The partisans of Ministers allege, that these disastrous consequences have followed, not from reform, but the obstinate resistance it has experienced; and that, if it had not been for the desperate phalanx of the Conservative party, the nation would have been now advancing prosperously before the gales of democratic applause, with a popular government and an overflowing treasury. This fallacy has been repeatedly refuted, but we will give its refutation again. If a proposition is completely true, and has been clearly demonstrated, it is not till it has been repeated at least an hundred times that it begins to make any impression on those of an opposite political persuasion.
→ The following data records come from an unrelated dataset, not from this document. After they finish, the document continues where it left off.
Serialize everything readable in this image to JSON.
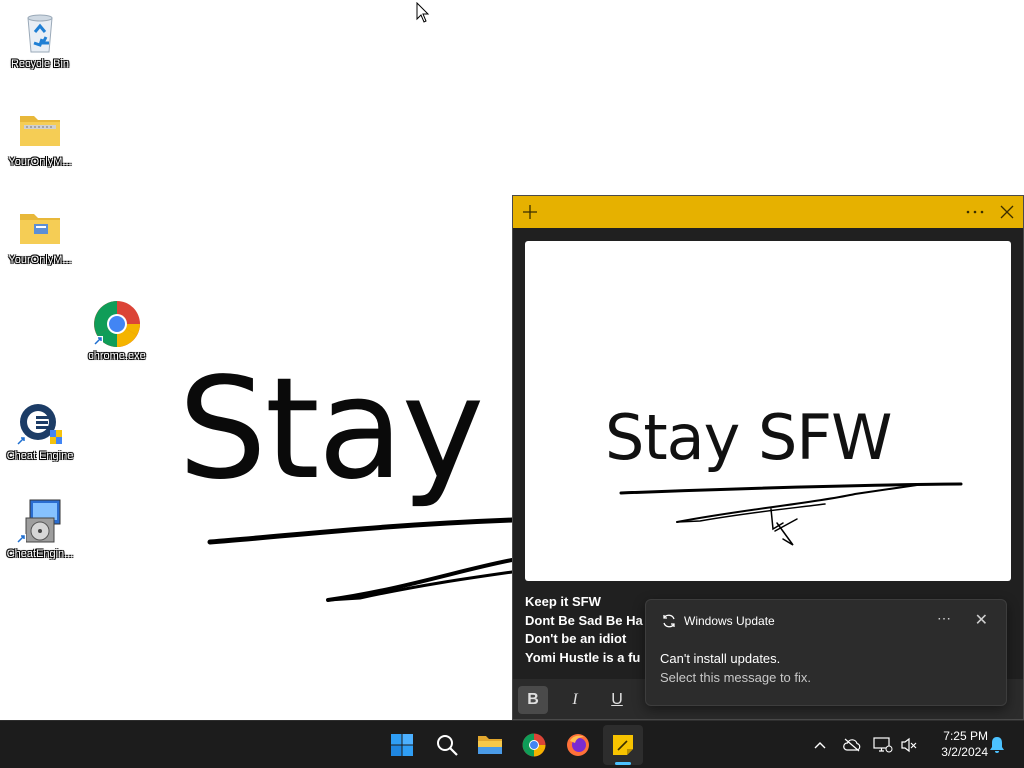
{
  "desktop": {
    "wallpaper_text": "Stay S",
    "icons": [
      {
        "label": "Recycle Bin",
        "icon": "recycle-bin-icon"
      },
      {
        "label": "YourOnlyM...",
        "icon": "zip-folder-icon"
      },
      {
        "label": "YourOnlyM...",
        "icon": "folder-icon"
      },
      {
        "label": "chrome.exe",
        "icon": "chrome-icon"
      },
      {
        "label": "Cheat Engine",
        "icon": "cheat-engine-icon"
      },
      {
        "label": "CheatEngin...",
        "icon": "installer-icon"
      }
    ]
  },
  "sticky_note": {
    "app": "Sticky Notes",
    "accent": "#e6b100",
    "image_text": "Stay SFW",
    "lines": [
      "Keep it SFW",
      "Dont Be Sad Be Ha",
      "Don't be an idiot",
      "Yomi Hustle is a fu"
    ],
    "format": {
      "bold": "B",
      "italic": "I",
      "underline": "U"
    }
  },
  "toast": {
    "title": "Windows Update",
    "line1": "Can't install updates.",
    "line2": "Select this message to fix."
  },
  "taskbar": {
    "apps": [
      "start-icon",
      "search-icon",
      "file-explorer-icon",
      "chrome-icon",
      "firefox-icon",
      "sticky-notes-icon"
    ],
    "time": "7:25 PM",
    "date": "3/2/2024"
  }
}
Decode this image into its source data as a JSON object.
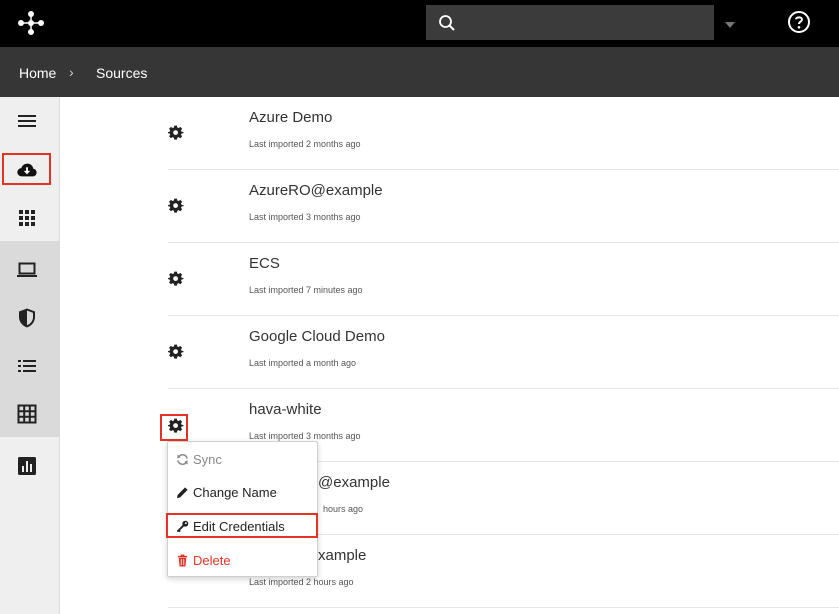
{
  "header": {
    "logo": "hava-logo-icon",
    "search": {
      "placeholder": "",
      "value": ""
    },
    "help_icon": "help-circle-icon"
  },
  "breadcrumb": {
    "home": "Home",
    "separator": "›",
    "current": "Sources"
  },
  "sidebar": {
    "items": [
      {
        "icon": "menu-icon"
      },
      {
        "icon": "cloud-download-icon",
        "active": true
      },
      {
        "icon": "apps-grid-icon"
      },
      {
        "icon": "laptop-icon"
      },
      {
        "icon": "shield-icon"
      },
      {
        "icon": "list-icon"
      },
      {
        "icon": "table-grid-icon"
      },
      {
        "icon": "bar-chart-icon"
      }
    ]
  },
  "sources": [
    {
      "name": "Azure Demo",
      "last_imported": "Last imported 2 months ago"
    },
    {
      "name": "AzureRO@example",
      "last_imported": "Last imported 3 months ago"
    },
    {
      "name": "ECS",
      "last_imported": "Last imported 7 minutes ago"
    },
    {
      "name": "Google Cloud Demo",
      "last_imported": "Last imported a month ago"
    },
    {
      "name": "hava-white",
      "last_imported": "Last imported 3 months ago"
    },
    {
      "name": "@example",
      "last_imported": "hours ago"
    },
    {
      "name": "xample",
      "last_imported": "Last imported 2 hours ago"
    }
  ],
  "context_menu": {
    "sync": "Sync",
    "change_name": "Change Name",
    "edit_credentials": "Edit Credentials",
    "delete": "Delete"
  },
  "colors": {
    "highlight": "#e53224",
    "topbar": "#000000",
    "breadcrumb_bar": "#363636",
    "delete": "#e53224"
  }
}
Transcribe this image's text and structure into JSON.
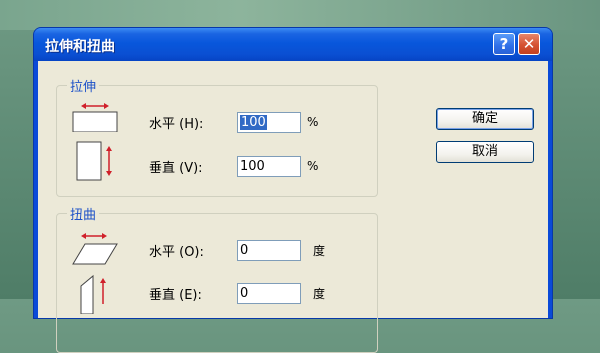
{
  "window": {
    "title": "拉伸和扭曲",
    "help_glyph": "?",
    "close_glyph": "✕"
  },
  "stretch": {
    "title": "拉伸",
    "horizontal": {
      "label": "水平 (H):",
      "value": "100",
      "unit": "%"
    },
    "vertical": {
      "label": "垂直 (V):",
      "value": "100",
      "unit": "%"
    }
  },
  "skew": {
    "title": "扭曲",
    "horizontal": {
      "label": "水平 (O):",
      "value": "0",
      "unit": "度"
    },
    "vertical": {
      "label": "垂直 (E):",
      "value": "0",
      "unit": "度"
    }
  },
  "buttons": {
    "ok": "确定",
    "cancel": "取消"
  },
  "colors": {
    "titlebar": "#0857dc",
    "dialog_bg": "#ece9d8",
    "group_title": "#1e52c8",
    "arrow": "#d0202a"
  },
  "icons": [
    "stretch-horizontal-icon",
    "stretch-vertical-icon",
    "skew-horizontal-icon",
    "skew-vertical-icon"
  ]
}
What is it that now has so deeply affected the revenue? It is clearly a diminution in the springs of industry, a decreased demand for the produce of labour, and a decline in the wages which constitute its payment. What has occasioned this decline? Nothing but the diminished expenditure of the opulent classes, and the shock to the credit which sustains manufacturing and commercial industry. What has given this shock, and occasioned this marked contraction of expenditure? Evidently the terror so generally inspired among the holders of property, by the revolutionary measures which are either in progress or apprehended. Now, is this terror likely to be diminished, this shock lessened, or this contracted expenditure increased, by the success of the very measures which are so much the subject of alarm? It is utterly extravagant; it is contrary to every principle of reason, to every lesson of experi
VOL. XXXI. NO. CXCIII.
ence, to suppose that any of these effects are to take place. When the revolutionary surge, after having broken down the barrier of political power which at present sustains the whole weight of the tempest, and preserves in calm waters the varied fabrics of national industry, begins to beat against the bulwarks of property; when interest after interest are successively sacrificed at the shrine of popular extravagance, and the suffering they have brought on themselves is made a reason, as in all democratic convulsions, for fresh demands and more extravagant revolutionary proposals by the people, is it to be expected that credit or industry are to flourish? It is as clear as any proposition of geometry, that the reverse must be the case; that credit must be suspended, industry blighted, and expenditure diminished, and the national income progressively decline with every victory gained by democratic violence, and every consequent addition made to popular suffering.
Here again the conclusions of common sense, and the experience of our own times, are perfectly in unison with the lessons of history. In many other countries besides Great Britain, the system of agitation and popular concussion has been tried, but in none was it ever found to produce any other effect than a vast and progressive decline of the revenue; and the more unchecked the march of innovation, the greater has been the defalcation of the revenue. In France, for example, we have the authority of the able republican historian Mignet for saying, that the revenue, which at the opening of the StatesGeneral was L.24,000,000 sterling, fell down, the very next year, to L.16,000,000, and continued so to decline during the years 1790 and 1791; that Government were driven, by overbearing necessity, to confiscate the property of the church, and issue the assignats, bearing a forced circulation, which soon fell to a tenth part of the value at which they were forced on the public. Yet that revolution was all accomplished by the mere force of legislative enactments: no courageous Peers stemmed the